June 14th, 2015
By the time this post goes up, Paloma and I will be in Russia spending some much anticipated time with grandma. I will try to keep Instagram updated with some snaps from our travels.
I leave you with this salad, made with plenty of nutritious grains, herbs, and two stars of the spring/summer farmer’s market – asparagus and strawberries. It’s a variation on one my all time favorite salads, from our book (Fava Bean, Quinoa, and Mint Salad on pg. 89) – simple, rich in textures, filling and very fresh. Mint is essential to the flavor here, so try not to skip it.
Enjoy the beginning of summer!
Multigrain Summer Salad with Strawberries and Asparagus
for the salad
1 bunch asparagus
2 cups strawberries – sliced
handful fresh mint leaves – chopped
handful basil leaves – chopped (optional)
2 cups cooked grains (I used a combination of sorghum, red rice and spelt, but any grains like quinoa, faro, frekkeh, any type of rice, or even buckwheat would work fine here)
sea salt and freshly ground black pepper (optional)
for the dressing
1 1/2 teaspoons Dijon mustard
1 tablespoon maple syrup
2 tablespoons freshly squeezed lemon juice
2 tablespoons olive oil
pinch of sea salt
1. Cut tough ends off the asparagus. Cook it your preferred way – blanch, steam or grill. I like to blanch asparagus in salted water for 3 minutes, then shock it in an ice bath, so it stays bright green and crispy. Slice into bite sized pieces.
2. Whisk together all the dressing ingredients in a small bowl until well combined and set aside.

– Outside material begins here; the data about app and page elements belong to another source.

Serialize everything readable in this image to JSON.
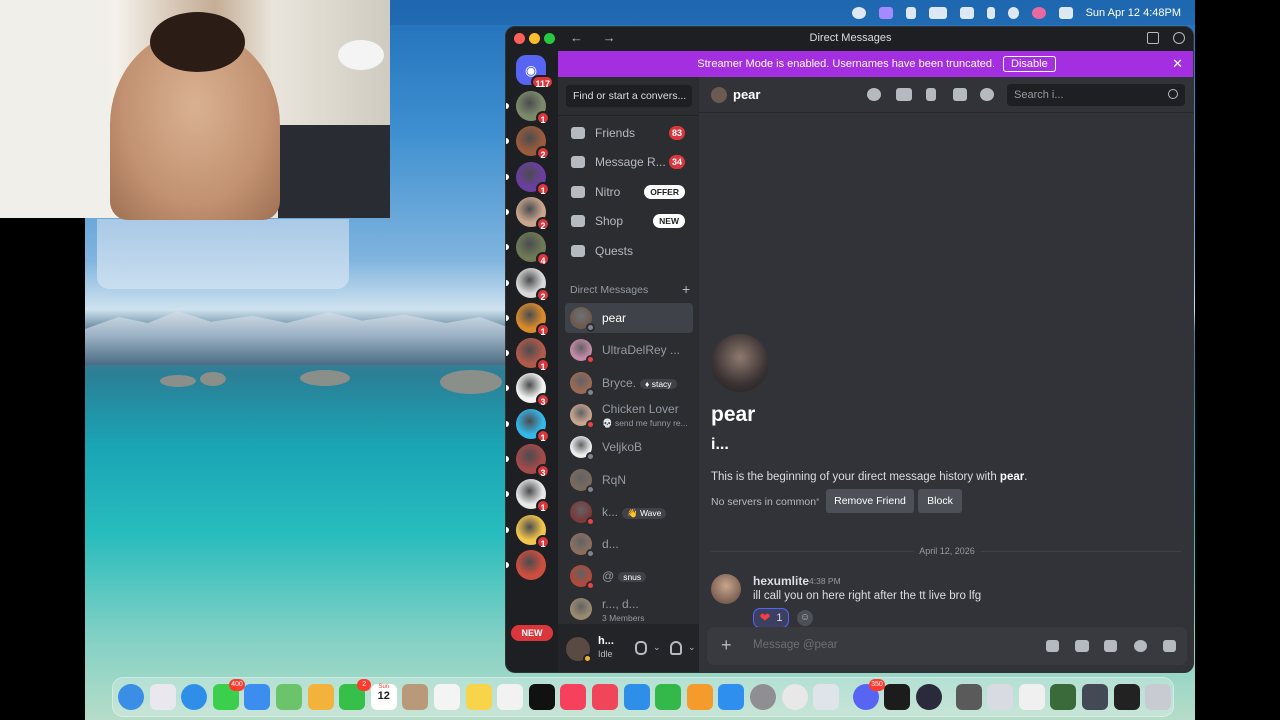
{
  "menubar": {
    "datetime": "Sun Apr 12  4:48PM"
  },
  "window": {
    "title": "Direct Messages",
    "nav_arrows": "← →"
  },
  "rail": {
    "home_badge": "117",
    "new_label": "NEW",
    "servers": [
      {
        "badge": "1",
        "color": "#7d8a6a"
      },
      {
        "badge": "2",
        "color": "#9a5b3c"
      },
      {
        "badge": "1",
        "color": "#6b3fa0"
      },
      {
        "badge": "2",
        "color": "#c9a58e"
      },
      {
        "badge": "4",
        "color": "#6e7a55"
      },
      {
        "badge": "2",
        "color": "#d8d8d8"
      },
      {
        "badge": "1",
        "color": "#d98a2b"
      },
      {
        "badge": "1",
        "color": "#b05a4a"
      },
      {
        "badge": "3",
        "color": "#f2f2f2"
      },
      {
        "badge": "1",
        "color": "#35b7e8"
      },
      {
        "badge": "3",
        "color": "#a34a4a"
      },
      {
        "badge": "1",
        "color": "#e8e8e8"
      },
      {
        "badge": "1",
        "color": "#f3c64b"
      },
      {
        "badge": "",
        "color": "#cc4e3f"
      }
    ]
  },
  "banner": {
    "text": "Streamer Mode is enabled. Usernames have been truncated.",
    "button": "Disable",
    "close": "✕"
  },
  "sidebar": {
    "search_placeholder": "Find or start a convers...",
    "nav": [
      {
        "label": "Friends",
        "count": "83",
        "tag": "",
        "icon": "friends-icon"
      },
      {
        "label": "Message R...",
        "count": "34",
        "tag": "",
        "icon": "message-requests-icon"
      },
      {
        "label": "Nitro",
        "count": "",
        "tag": "OFFER",
        "icon": "nitro-icon"
      },
      {
        "label": "Shop",
        "count": "",
        "tag": "NEW",
        "icon": "shop-icon"
      },
      {
        "label": "Quests",
        "count": "",
        "tag": "",
        "icon": "quests-icon"
      }
    ],
    "dm_header": "Direct Messages",
    "dm_add": "+",
    "dms": [
      {
        "name": "pear",
        "sub": "",
        "tag": "",
        "status": "#80848e",
        "color": "#6b5a50"
      },
      {
        "name": "UltraDelRey ...",
        "sub": "",
        "tag": "",
        "status": "#f23f43",
        "color": "#c58aa8"
      },
      {
        "name": "Bryce.",
        "sub": "",
        "tag": "♦ stacy",
        "status": "#80848e",
        "color": "#9a6a55"
      },
      {
        "name": "Chicken Lover",
        "sub": "💀 send me funny re...",
        "tag": "",
        "status": "#f23f43",
        "color": "#c8a58e"
      },
      {
        "name": "VeljkoB",
        "sub": "",
        "tag": "",
        "status": "#80848e",
        "color": "#eeeeee"
      },
      {
        "name": "RqN",
        "sub": "",
        "tag": "",
        "status": "#80848e",
        "color": "#7a6a5e"
      },
      {
        "name": "k...",
        "sub": "",
        "tag": "👋 Wave",
        "status": "#f23f43",
        "color": "#7a3b3b"
      },
      {
        "name": "d...",
        "sub": "",
        "tag": "",
        "status": "#80848e",
        "color": "#8b6f5e"
      },
      {
        "name": "@",
        "sub": "",
        "tag": "snus",
        "status": "#f23f43",
        "color": "#b04a3a"
      },
      {
        "name": "r..., d...",
        "sub": "3 Members",
        "tag": "",
        "status": "",
        "color": "#9a8a70"
      }
    ]
  },
  "user": {
    "name": "h...",
    "status": "Idle"
  },
  "chat": {
    "channel_name": "pear",
    "search_placeholder": "Search i...",
    "profile_name": "pear",
    "profile_username": "i...",
    "beginning_prefix": "This is the beginning of your direct message history with ",
    "beginning_name": "pear",
    "beginning_suffix": ".",
    "no_servers": "No servers in common",
    "separator": "•",
    "remove_friend": "Remove Friend",
    "block": "Block",
    "date_divider": "April 12, 2026",
    "message": {
      "author": "hexumlite",
      "time": "4:38 PM",
      "text": "ill call you on here right after the tt live bro lfg",
      "reaction_emoji": "❤",
      "reaction_count": "1"
    },
    "composer_placeholder": "Message @pear",
    "composer_plus": "+"
  },
  "dock": {
    "apps": [
      {
        "name": "finder",
        "color": "#3a8ee6",
        "badge": ""
      },
      {
        "name": "launchpad",
        "color": "#e8e8ee",
        "badge": ""
      },
      {
        "name": "safari",
        "color": "#2f8fe8",
        "badge": ""
      },
      {
        "name": "messages",
        "color": "#3ccf4e",
        "badge": "400"
      },
      {
        "name": "mail",
        "color": "#3b8df0",
        "badge": ""
      },
      {
        "name": "maps",
        "color": "#6cc46a",
        "badge": ""
      },
      {
        "name": "photos",
        "color": "#f3b23a",
        "badge": ""
      },
      {
        "name": "facetime",
        "color": "#36c04a",
        "badge": "2"
      },
      {
        "name": "calendar",
        "color": "#ffffff",
        "badge": ""
      },
      {
        "name": "contacts",
        "color": "#b89a7a",
        "badge": ""
      },
      {
        "name": "reminders",
        "color": "#f4f4f4",
        "badge": ""
      },
      {
        "name": "notes",
        "color": "#f7d44a",
        "badge": ""
      },
      {
        "name": "freeform",
        "color": "#f2f2f2",
        "badge": ""
      },
      {
        "name": "apple-tv",
        "color": "#111111",
        "badge": ""
      },
      {
        "name": "music",
        "color": "#f6405c",
        "badge": ""
      },
      {
        "name": "news",
        "color": "#f1455a",
        "badge": ""
      },
      {
        "name": "keynote",
        "color": "#2d8fe8",
        "badge": ""
      },
      {
        "name": "numbers",
        "color": "#35b84a",
        "badge": ""
      },
      {
        "name": "pages",
        "color": "#f49b2b",
        "badge": ""
      },
      {
        "name": "app-store",
        "color": "#2f8fef",
        "badge": ""
      },
      {
        "name": "system-settings",
        "color": "#8e8e93",
        "badge": ""
      },
      {
        "name": "chrome",
        "color": "#e8e8e8",
        "badge": ""
      },
      {
        "name": "iphone-mirroring",
        "color": "#dfe3ea",
        "badge": ""
      },
      {
        "name": "discord",
        "color": "#5865f2",
        "badge": "350"
      },
      {
        "name": "spotify",
        "color": "#1c1c1c",
        "badge": ""
      },
      {
        "name": "obs",
        "color": "#2a2a3a",
        "badge": ""
      },
      {
        "name": "preview-1",
        "color": "#5a5a5a",
        "badge": ""
      },
      {
        "name": "preview-2",
        "color": "#d8dce2",
        "badge": ""
      },
      {
        "name": "preview-3",
        "color": "#f0f0f0",
        "badge": ""
      },
      {
        "name": "preview-4",
        "color": "#3a6a3a",
        "badge": ""
      },
      {
        "name": "preview-5",
        "color": "#444a55",
        "badge": ""
      },
      {
        "name": "preview-6",
        "color": "#222222",
        "badge": ""
      },
      {
        "name": "trash",
        "color": "#c8ccd2",
        "badge": ""
      }
    ],
    "calendar_month": "Sun",
    "calendar_day": "12"
  },
  "colors": {
    "accent": "#5865f2",
    "banner": "#a32fe0",
    "danger": "#da373c"
  }
}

2. Place cooked grains into a large mixing bowl. Add asparagus, strawberries and herbs. Pour the dressing over the salad and toss gently. Adjust seasoning with salt and pepper if desired. This salad tastes best when eaten within a day.